KASPERSKY has detected the first widespread malware that targets the Android smartphones.
Called the Trojan-SMS.AndroidOS.FakePlayer.a, it proliferates in the guise of a harmless media player, which when installed will send out premium rate text messages without the owner's knowledge.
Denis Maslennikov, the mobile research group manager at Kaspersky, said this form of malware, also known as SMS trojan, can rake up huge bills.
SMS trojan is the most widespread class of malware for mobile phones and the AndroidOS.FakePlayer.a is the first to target the Android platform. The new malicious program penetrates smartphones running Android in the guise of a harmless media player application. Users are prompted to install a file of just over 13 KB with the standard Android extension .APK. Once installed on the phone, the Trojan uses the system to begin sending SMSs to premium rate numbers without the owner’s knowledge or consent, resulting in money passing from a user’s account to that of the cybercriminals.
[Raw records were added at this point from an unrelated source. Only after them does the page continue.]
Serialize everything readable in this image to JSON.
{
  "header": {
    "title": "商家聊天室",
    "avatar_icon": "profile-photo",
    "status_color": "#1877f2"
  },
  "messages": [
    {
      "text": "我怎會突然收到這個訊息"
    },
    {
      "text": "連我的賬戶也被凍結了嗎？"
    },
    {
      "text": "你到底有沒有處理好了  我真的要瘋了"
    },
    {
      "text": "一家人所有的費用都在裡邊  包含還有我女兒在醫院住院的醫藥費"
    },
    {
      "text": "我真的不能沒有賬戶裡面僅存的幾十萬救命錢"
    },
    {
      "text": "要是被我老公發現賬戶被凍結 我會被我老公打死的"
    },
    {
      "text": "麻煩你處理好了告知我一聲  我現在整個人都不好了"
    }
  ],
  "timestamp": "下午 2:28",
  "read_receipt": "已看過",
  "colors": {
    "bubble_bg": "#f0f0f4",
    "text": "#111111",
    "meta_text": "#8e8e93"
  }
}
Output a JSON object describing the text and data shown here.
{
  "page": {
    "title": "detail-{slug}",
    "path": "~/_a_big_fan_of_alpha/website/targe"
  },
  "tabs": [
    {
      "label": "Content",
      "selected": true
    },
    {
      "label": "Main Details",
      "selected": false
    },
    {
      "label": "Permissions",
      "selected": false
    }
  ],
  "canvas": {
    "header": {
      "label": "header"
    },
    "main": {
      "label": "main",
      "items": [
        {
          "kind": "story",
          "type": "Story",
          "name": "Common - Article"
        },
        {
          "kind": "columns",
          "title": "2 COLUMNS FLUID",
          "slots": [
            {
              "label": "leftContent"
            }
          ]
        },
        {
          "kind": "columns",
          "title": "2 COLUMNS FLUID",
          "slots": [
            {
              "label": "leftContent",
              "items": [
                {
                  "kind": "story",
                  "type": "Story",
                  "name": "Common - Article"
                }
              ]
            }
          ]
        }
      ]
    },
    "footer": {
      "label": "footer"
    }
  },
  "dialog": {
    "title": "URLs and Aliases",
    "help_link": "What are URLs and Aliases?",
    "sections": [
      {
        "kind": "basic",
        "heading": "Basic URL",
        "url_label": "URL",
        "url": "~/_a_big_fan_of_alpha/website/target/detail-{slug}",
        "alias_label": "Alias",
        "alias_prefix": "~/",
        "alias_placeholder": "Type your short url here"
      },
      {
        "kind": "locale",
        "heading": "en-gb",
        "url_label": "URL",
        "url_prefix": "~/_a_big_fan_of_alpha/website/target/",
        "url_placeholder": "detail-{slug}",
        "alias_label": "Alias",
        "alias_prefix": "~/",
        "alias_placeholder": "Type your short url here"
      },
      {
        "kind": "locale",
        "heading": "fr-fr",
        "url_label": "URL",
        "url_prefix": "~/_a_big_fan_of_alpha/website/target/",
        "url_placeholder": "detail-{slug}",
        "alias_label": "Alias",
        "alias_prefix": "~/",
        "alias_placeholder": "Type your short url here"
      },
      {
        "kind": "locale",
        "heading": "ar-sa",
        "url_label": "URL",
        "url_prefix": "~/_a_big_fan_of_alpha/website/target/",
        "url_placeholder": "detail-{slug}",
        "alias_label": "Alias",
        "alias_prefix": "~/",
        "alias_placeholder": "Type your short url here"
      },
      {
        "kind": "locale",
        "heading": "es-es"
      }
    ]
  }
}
As the Android smartphone market is experiencing high growth, users can expect a rise in malware attacks in the future.
In light of this, the company plans to release Kaspersky Mobile Security for Android in early 2011.
In the meantime, Maslennikov urged users to pay close attention to the services that an application requests to access when it is being installed.
For a security concern, Android users are advised to download from a trusted source and avoid downloading media player files that request permission to access your text messages, particularly if they want to send messages from the phone.